Romana stands above the fray for the most part in this story, serving the “audience identification” role by saying what everyone is likely thinking when she notes of the Doctor, “Sometimes, I don’t think you’re quite right in the head.” Many a companion before her thought the same, but few actually said it, so kudos to Holmes for letting Mary Tamm speak it. While Romana does get captured, she looks upon it all with great bemusement, analyzing the sacrificial ritual with a fair bit of remove—at least, right up until giant pincers are shoved in her face. She’s also keen to get on with finding the fifth segment of the Key to Time, trying to spur the Doctor into action when he would rather study the admittedly fascinating Great Book of the People of the Lakes. She, at least, knows this is only a four episode story.
The marsh landscape gives Holmes an excuse to leave K-9 in the TARDIS for the entire story, the tin mutt’s first absence from the screen since its introduction in “The Invisible Enemy.” As noted, though, John Leeson, K-9’s voice, does appear in the story as Dugeen, the only time he will be on screen. His appearance was unplanned, as the actor originally scheduled to play Dugeen fell through. Given K-9’s ability to get the Doctor and friends out of most physical jeopardy, its sabbatical seems well timed in a story where that jeopardy drives quite a bit of the middle of the narrative.
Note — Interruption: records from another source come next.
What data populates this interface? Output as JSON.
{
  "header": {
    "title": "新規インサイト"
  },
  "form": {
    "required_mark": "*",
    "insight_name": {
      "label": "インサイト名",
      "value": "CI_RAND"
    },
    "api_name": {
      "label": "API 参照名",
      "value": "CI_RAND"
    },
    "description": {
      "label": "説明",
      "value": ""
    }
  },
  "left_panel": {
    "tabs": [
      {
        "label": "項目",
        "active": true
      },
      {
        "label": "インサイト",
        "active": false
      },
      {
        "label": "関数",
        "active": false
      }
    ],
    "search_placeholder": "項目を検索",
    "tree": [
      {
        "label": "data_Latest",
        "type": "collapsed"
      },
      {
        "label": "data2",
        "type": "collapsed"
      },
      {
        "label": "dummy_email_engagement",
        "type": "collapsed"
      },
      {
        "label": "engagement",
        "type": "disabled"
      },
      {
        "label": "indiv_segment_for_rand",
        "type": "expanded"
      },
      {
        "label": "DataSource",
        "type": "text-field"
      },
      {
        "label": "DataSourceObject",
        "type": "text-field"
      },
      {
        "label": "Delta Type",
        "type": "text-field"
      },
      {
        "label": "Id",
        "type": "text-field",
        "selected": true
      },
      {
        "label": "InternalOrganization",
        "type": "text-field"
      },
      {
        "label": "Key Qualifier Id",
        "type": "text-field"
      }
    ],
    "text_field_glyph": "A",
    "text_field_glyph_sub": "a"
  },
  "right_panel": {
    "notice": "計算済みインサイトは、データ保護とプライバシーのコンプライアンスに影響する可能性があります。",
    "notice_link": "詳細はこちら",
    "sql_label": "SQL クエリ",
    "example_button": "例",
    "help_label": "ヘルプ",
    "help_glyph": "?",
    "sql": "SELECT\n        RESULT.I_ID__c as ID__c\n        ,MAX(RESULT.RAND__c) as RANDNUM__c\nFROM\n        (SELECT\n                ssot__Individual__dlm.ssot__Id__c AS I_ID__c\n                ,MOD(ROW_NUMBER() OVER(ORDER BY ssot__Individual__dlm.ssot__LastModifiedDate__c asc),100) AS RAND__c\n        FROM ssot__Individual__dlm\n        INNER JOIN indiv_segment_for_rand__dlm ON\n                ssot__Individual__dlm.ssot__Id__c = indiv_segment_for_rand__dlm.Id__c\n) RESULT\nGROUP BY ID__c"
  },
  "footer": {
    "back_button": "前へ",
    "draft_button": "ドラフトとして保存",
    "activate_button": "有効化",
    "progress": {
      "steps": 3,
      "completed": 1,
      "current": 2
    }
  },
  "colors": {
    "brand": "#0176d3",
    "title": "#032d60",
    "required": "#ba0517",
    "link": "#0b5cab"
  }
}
The story’s resolution sees all the humans save Fennec killed, with more than a few People of the Lakes, including Ranquin, winding up as meals for Kroll, their erstwhile protector. The Doctor theorizes that Kroll only grew to such size because of the holy relic it swallowed, so while Kroll is attacking the refinery, he rushes out on its decks and just so happens to see the outline of the relic embedded in Kroll’s hide. One quick jab of the segment detector later and Kroll has been split into hundreds of much smaller squidlings for some reason, as the segment of the Key to Time ceases its transformative effects once it is returned to its original form. It’s a decent use of the segment in the story, driving the underlying plot while not being the sole focus, much as Holmes used the chunk of jethryk as a narrative catalyst in “The Ribos Operation.”
With Kroll no longer supplying the methane needed to feed the protein compression centrifuges, the refinery becomes useless (aside from a quick two minutes of filler where it almost explodes, necessitating the Doctor’s intervention), theoretically returning the moon to the People of the Lakes. They, meanwhile, have been freed from their worship of an overgrown appetizer. As with the last story Holmes told of a successful revolution, “The Sun Makers,” the Doctor toodles off before the oppressed and the oppressors have a chance to hash things out; details just aren’t the Fourth Doctor’s thing, nor, truth be told, that of any of his predecessors either. It’s pithy and a bit breezy, as one expects from Robert Holmes and, indeed, the Fourth Doctor. The story does what it says on the tin, no more and no less.
(Previous Story: The Androids of Tara)
(Next Story: The Armageddon Factor)
Post 105 of the Doctor Who Project